(What this task involves) Every record needs to be restated word for word.

(Data listing)
* * * * *

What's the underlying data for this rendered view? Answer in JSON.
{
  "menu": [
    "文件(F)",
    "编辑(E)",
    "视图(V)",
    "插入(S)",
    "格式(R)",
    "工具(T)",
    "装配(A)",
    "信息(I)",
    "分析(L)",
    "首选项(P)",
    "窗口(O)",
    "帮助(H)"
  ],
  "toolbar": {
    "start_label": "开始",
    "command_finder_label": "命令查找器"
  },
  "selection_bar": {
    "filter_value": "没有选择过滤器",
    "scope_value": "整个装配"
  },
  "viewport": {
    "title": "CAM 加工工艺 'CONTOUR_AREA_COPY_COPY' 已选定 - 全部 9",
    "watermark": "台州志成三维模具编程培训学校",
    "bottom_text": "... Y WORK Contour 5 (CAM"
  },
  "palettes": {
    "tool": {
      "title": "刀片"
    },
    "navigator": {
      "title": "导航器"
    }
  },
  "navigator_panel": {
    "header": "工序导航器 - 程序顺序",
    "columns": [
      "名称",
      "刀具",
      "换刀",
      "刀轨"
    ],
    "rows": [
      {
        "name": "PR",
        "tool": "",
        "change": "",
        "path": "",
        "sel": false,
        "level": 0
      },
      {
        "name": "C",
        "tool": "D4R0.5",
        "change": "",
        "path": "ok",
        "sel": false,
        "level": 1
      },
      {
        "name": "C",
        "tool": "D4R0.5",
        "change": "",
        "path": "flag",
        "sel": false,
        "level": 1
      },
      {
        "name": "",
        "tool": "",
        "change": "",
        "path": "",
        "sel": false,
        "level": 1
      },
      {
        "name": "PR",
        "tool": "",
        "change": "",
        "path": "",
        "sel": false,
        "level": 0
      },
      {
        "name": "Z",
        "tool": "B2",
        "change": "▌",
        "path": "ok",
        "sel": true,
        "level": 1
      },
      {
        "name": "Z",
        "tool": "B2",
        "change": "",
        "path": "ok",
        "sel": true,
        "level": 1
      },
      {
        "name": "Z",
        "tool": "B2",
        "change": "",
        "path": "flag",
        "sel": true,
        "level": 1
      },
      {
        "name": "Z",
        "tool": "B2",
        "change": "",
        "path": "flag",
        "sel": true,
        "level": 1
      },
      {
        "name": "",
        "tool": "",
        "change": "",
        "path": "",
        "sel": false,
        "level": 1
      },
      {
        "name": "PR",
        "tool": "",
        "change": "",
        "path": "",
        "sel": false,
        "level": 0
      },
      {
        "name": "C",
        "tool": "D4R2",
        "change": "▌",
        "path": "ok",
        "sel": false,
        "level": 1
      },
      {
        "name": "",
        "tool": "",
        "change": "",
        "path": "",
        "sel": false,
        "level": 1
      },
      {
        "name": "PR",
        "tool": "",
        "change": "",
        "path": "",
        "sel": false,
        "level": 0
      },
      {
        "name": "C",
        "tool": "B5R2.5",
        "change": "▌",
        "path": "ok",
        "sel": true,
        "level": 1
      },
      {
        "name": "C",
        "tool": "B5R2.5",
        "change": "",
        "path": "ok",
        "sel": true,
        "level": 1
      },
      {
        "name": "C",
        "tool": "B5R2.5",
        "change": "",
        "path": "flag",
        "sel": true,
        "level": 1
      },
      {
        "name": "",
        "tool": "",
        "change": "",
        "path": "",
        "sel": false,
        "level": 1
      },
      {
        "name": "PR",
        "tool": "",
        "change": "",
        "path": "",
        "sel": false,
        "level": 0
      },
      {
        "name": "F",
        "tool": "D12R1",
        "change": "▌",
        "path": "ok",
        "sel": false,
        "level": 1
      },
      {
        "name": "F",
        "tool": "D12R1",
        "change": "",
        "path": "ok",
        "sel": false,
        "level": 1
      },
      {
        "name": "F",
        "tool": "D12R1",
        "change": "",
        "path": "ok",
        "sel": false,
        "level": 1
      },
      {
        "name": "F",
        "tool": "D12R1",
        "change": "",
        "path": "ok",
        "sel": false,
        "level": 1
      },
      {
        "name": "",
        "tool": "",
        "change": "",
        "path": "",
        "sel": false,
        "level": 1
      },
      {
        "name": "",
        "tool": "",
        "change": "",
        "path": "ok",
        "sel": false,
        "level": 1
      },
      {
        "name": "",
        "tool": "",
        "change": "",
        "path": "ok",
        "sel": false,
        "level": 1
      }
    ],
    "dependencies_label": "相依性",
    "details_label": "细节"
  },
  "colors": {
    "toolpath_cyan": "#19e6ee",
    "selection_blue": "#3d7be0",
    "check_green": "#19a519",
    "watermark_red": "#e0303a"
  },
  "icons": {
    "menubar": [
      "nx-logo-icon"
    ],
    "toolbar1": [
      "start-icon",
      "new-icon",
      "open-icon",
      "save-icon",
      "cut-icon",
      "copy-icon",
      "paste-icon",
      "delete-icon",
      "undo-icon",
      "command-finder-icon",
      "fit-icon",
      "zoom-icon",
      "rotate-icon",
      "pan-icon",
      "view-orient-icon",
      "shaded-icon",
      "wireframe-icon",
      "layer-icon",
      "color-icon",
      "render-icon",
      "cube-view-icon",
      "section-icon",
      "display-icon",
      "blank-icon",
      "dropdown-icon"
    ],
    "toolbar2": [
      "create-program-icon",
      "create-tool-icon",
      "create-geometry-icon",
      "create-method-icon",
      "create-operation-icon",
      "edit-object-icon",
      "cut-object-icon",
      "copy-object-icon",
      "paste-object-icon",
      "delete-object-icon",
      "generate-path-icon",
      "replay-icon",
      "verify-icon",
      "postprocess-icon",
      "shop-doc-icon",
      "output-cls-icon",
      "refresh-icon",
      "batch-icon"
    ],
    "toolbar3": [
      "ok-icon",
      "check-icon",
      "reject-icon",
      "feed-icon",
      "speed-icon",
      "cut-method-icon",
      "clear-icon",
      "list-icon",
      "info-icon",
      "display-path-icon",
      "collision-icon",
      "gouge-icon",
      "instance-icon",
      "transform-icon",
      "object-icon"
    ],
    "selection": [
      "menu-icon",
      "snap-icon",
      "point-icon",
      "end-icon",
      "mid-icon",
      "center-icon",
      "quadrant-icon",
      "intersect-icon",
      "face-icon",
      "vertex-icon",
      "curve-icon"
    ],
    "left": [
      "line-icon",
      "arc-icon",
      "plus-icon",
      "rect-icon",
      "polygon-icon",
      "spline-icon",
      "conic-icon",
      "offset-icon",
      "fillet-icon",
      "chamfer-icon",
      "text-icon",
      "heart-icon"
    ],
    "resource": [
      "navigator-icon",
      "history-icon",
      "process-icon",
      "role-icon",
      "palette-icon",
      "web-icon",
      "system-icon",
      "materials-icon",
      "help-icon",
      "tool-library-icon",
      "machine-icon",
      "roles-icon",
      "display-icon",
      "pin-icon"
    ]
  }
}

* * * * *

(Answer below)
What's the underlying data for this rendered view? Answer in JSON.
{
  "menu": [
    "文件(F)",
    "编辑(E)",
    "视图(V)",
    "插入(S)",
    "格式(R)",
    "工具(T)",
    "装配(A)",
    "信息(I)",
    "分析(L)",
    "首选项(P)",
    "窗口(O)",
    "帮助(H)"
  ],
  "toolbar": {
    "start_label": "开始",
    "command_finder_label": "命令查找器"
  },
  "selection_bar": {
    "filter_value": "没有选择过滤器",
    "scope_value": "整个装配"
  },
  "viewport": {
    "title": "CAM 加工工艺 'CONTOUR_AREA_COPY_COPY' 已选定 - 全部 9",
    "watermark": "台州志成三维模具编程培训学校",
    "bottom_text": "... Y WORK Contour 5 (CAM"
  },
  "palettes": {
    "tool": {
      "title": "刀片"
    },
    "navigator": {
      "title": "导航器"
    }
  },
  "navigator_panel": {
    "header": "工序导航器 - 程序顺序",
    "columns": [
      "名称",
      "刀具",
      "换刀",
      "刀轨"
    ],
    "rows": [
      {
        "name": "PR",
        "tool": "",
        "change": "",
        "path": "",
        "sel": false,
        "level": 0
      },
      {
        "name": "C",
        "tool": "D4R0.5",
        "change": "",
        "path": "ok",
        "sel": false,
        "level": 1
      },
      {
        "name": "C",
        "tool": "D4R0.5",
        "change": "",
        "path": "flag",
        "sel": false,
        "level": 1
      },
      {
        "name": "",
        "tool": "",
        "change": "",
        "path": "",
        "sel": false,
        "level": 1
      },
      {
        "name": "PR",
        "tool": "",
        "change": "",
        "path": "",
        "sel": false,
        "level": 0
      },
      {
        "name": "Z",
        "tool": "B2",
        "change": "▌",
        "path": "ok",
        "sel": true,
        "level": 1
      },
      {
        "name": "Z",
        "tool": "B2",
        "change": "",
        "path": "ok",
        "sel": true,
        "level": 1
      },
      {
        "name": "Z",
        "tool": "B2",
        "change": "",
        "path": "flag",
        "sel": true,
        "level": 1
      },
      {
        "name": "Z",
        "tool": "B2",
        "change": "",
        "path": "flag",
        "sel": true,
        "level": 1
      },
      {
        "name": "",
        "tool": "",
        "change": "",
        "path": "",
        "sel": false,
        "level": 1
      },
      {
        "name": "PR",
        "tool": "",
        "change": "",
        "path": "",
        "sel": false,
        "level": 0
      },
      {
        "name": "C",
        "tool": "D4R2",
        "change": "▌",
        "path": "ok",
        "sel": false,
        "level": 1
      },
      {
        "name": "",
        "tool": "",
        "change": "",
        "path": "",
        "sel": false,
        "level": 1
      },
      {
        "name": "PR",
        "tool": "",
        "change": "",
        "path": "",
        "sel": false,
        "level": 0
      },
      {
        "name": "C",
        "tool": "B5R2.5",
        "change": "▌",
        "path": "ok",
        "sel": true,
        "level": 1
      },
      {
        "name": "C",
        "tool": "B5R2.5",
        "change": "",
        "path": "ok",
        "sel": true,
        "level": 1
      },
      {
        "name": "C",
        "tool": "B5R2.5",
        "change": "",
        "path": "flag",
        "sel": true,
        "level": 1
      },
      {
        "name": "",
        "tool": "",
        "change": "",
        "path": "",
        "sel": false,
        "level": 1
      },
      {
        "name": "PR",
        "tool": "",
        "change": "",
        "path": "",
        "sel": false,
        "level": 0
      },
      {
        "name": "F",
        "tool": "D12R1",
        "change": "▌",
        "path": "ok",
        "sel": false,
        "level": 1
      },
      {
        "name": "F",
        "tool": "D12R1",
        "change": "",
        "path": "ok",
        "sel": false,
        "level": 1
      },
      {
        "name": "F",
        "tool": "D12R1",
        "change": "",
        "path": "ok",
        "sel": false,
        "level": 1
      },
      {
        "name": "F",
        "tool": "D12R1",
        "change": "",
        "path": "ok",
        "sel": false,
        "level": 1
      },
      {
        "name": "",
        "tool": "",
        "change": "",
        "path": "",
        "sel": false,
        "level": 1
      },
      {
        "name": "",
        "tool": "",
        "change": "",
        "path": "ok",
        "sel": false,
        "level": 1
      },
      {
        "name": "",
        "tool": "",
        "change": "",
        "path": "ok",
        "sel": false,
        "level": 1
      }
    ],
    "dependencies_label": "相依性",
    "details_label": "细节"
  },
  "colors": {
    "toolpath_cyan": "#19e6ee",
    "selection_blue": "#3d7be0",
    "check_green": "#19a519",
    "watermark_red": "#e0303a"
  },
  "icons": {
    "menubar": [
      "nx-logo-icon"
    ],
    "toolbar1": [
      "start-icon",
      "new-icon",
      "open-icon",
      "save-icon",
      "cut-icon",
      "copy-icon",
      "paste-icon",
      "delete-icon",
      "undo-icon",
      "command-finder-icon",
      "fit-icon",
      "zoom-icon",
      "rotate-icon",
      "pan-icon",
      "view-orient-icon",
      "shaded-icon",
      "wireframe-icon",
      "layer-icon",
      "color-icon",
      "render-icon",
      "cube-view-icon",
      "section-icon",
      "display-icon",
      "blank-icon",
      "dropdown-icon"
    ],
    "toolbar2": [
      "create-program-icon",
      "create-tool-icon",
      "create-geometry-icon",
      "create-method-icon",
      "create-operation-icon",
      "edit-object-icon",
      "cut-object-icon",
      "copy-object-icon",
      "paste-object-icon",
      "delete-object-icon",
      "generate-path-icon",
      "replay-icon",
      "verify-icon",
      "postprocess-icon",
      "shop-doc-icon",
      "output-cls-icon",
      "refresh-icon",
      "batch-icon"
    ],
    "toolbar3": [
      "ok-icon",
      "check-icon",
      "reject-icon",
      "feed-icon",
      "speed-icon",
      "cut-method-icon",
      "clear-icon",
      "list-icon",
      "info-icon",
      "display-path-icon",
      "collision-icon",
      "gouge-icon",
      "instance-icon",
      "transform-icon",
      "object-icon"
    ],
    "selection": [
      "menu-icon",
      "snap-icon",
      "point-icon",
      "end-icon",
      "mid-icon",
      "center-icon",
      "quadrant-icon",
      "intersect-icon",
      "face-icon",
      "vertex-icon",
      "curve-icon"
    ],
    "left": [
      "line-icon",
      "arc-icon",
      "plus-icon",
      "rect-icon",
      "polygon-icon",
      "spline-icon",
      "conic-icon",
      "offset-icon",
      "fillet-icon",
      "chamfer-icon",
      "text-icon",
      "heart-icon"
    ],
    "resource": [
      "navigator-icon",
      "history-icon",
      "process-icon",
      "role-icon",
      "palette-icon",
      "web-icon",
      "system-icon",
      "materials-icon",
      "help-icon",
      "tool-library-icon",
      "machine-icon",
      "roles-icon",
      "display-icon",
      "pin-icon"
    ]
  }
}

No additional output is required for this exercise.